As in the movie, George Bailey (Duke Lafoon) yearns to attend college and see the world, but life’s unsuspecting circumstances interfere with his plans. While his brother and friends move on and away from their Bedford Falls, NY home George stays put to run the family’s Savings & Loan. He marries his old flame Mary Hatch (Kirsten Scott), starts a family, and continuously defends his business from the nefarious banker Henry Potter (Ed Dixon). One day George’s Uncle Billy (Michael Medeiros) misplaces a hefty bank deposit. Potter, seizing on the situation, contacts the authorities to arrest the good-hearted soul for embezzlement. With his life suddenly in tatters George realizes he is worth more to his family dead then alive and considers taking his life. Enter Clarence (Frank Vlastnik), his guardian angel, who saves George and shows him what the world would be like if he was never born. George realizes how loved he is, the money problem is resolved, and Clarence gains his angel wings. A happy, holiday ending ensues.
The acting corps puts in a good, but mostly undistinguished effort. They are also hindered by the rather matter-of-fact book and lackluster score. Duke Lafoon gives his portrayal of George Bailey a harried and demoralized slant. While doing his best “aw shucks” routine he often rushes through his scenes where a more methodical, easy-going manner would have sufficed. Kirsten Scott turns in a pleasant performance as George’s true love, Mary. But there is not much that is done to elevate her character beyond the role of a loving, supporting wife. In the featured roles, Michael Medeiros is suitably befuddled as Uncle Billy. Frank Vlastnik brings a whimsical charm to the role of Clarence.

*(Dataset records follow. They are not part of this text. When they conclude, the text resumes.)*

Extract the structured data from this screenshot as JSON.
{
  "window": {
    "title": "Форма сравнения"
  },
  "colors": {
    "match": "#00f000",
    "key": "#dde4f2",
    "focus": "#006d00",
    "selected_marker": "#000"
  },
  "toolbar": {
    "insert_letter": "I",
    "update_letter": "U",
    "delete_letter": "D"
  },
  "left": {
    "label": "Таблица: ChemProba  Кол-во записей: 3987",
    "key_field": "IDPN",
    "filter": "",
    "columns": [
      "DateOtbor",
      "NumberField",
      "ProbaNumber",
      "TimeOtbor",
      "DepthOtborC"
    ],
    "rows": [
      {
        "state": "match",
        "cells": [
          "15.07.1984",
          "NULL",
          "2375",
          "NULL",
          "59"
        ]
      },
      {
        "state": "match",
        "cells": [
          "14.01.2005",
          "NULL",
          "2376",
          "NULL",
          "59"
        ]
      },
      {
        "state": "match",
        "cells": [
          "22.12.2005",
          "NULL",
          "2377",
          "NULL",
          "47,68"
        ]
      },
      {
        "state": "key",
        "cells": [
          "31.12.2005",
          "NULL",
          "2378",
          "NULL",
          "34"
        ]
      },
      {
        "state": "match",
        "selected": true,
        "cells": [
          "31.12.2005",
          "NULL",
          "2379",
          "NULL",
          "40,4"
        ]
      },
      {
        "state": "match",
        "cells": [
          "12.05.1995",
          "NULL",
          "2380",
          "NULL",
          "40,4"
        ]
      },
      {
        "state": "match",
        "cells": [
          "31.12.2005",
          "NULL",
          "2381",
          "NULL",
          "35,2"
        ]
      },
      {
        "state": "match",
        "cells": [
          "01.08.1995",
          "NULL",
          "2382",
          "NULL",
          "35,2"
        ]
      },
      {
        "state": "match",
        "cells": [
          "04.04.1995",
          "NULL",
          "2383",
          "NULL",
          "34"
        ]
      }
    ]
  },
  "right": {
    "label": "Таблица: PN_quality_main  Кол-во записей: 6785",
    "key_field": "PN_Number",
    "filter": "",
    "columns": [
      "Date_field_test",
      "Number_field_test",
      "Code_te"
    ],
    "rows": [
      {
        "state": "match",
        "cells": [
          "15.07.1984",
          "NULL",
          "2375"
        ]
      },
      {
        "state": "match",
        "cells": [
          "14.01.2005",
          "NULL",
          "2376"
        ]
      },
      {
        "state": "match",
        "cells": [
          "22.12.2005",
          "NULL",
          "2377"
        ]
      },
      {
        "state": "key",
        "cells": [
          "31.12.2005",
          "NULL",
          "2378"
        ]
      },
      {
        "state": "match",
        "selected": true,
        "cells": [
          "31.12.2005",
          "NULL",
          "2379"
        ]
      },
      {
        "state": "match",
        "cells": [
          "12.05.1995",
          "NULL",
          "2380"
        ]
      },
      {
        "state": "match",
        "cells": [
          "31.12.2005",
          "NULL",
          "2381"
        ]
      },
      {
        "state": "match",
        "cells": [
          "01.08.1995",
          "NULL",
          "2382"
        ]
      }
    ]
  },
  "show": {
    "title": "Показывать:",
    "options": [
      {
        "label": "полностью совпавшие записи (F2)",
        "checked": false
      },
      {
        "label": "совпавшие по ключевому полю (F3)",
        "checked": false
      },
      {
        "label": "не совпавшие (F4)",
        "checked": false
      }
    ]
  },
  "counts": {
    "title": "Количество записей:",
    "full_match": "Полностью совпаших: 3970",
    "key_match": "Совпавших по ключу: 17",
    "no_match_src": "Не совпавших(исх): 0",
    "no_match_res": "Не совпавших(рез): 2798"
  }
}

The score by Broadway legend Sheldon Harnick (Fiddler on the Roof, The Rothchilds, She Loves Me) and Joe Raposo (known for his work on television’s Sesame Street) is uninspiring and lacks any memorable songs. It is more a dutiful then soaring work.
This is not a musical that provides many opportunities to showcase choreographic flourishes. Nonetheless, when choreographer Parker Esse is given the chance he weaves in dance numbers that make the production come alive. This is evident in the Charleston contest at the high school gym and the Act Two opener, “Wings.”
Director Michael Perlman’s big task is to keep the pacing of the musical on track through its 30 separate scene changes. He succeeds for much of the show, but there is mainly a perfunctory feel to the production. As a magical tale there could have been more sprightliness and vibrancy to the show.
It’s a Wonderful Life, playing at the Goodspeed Opera House through November 29th.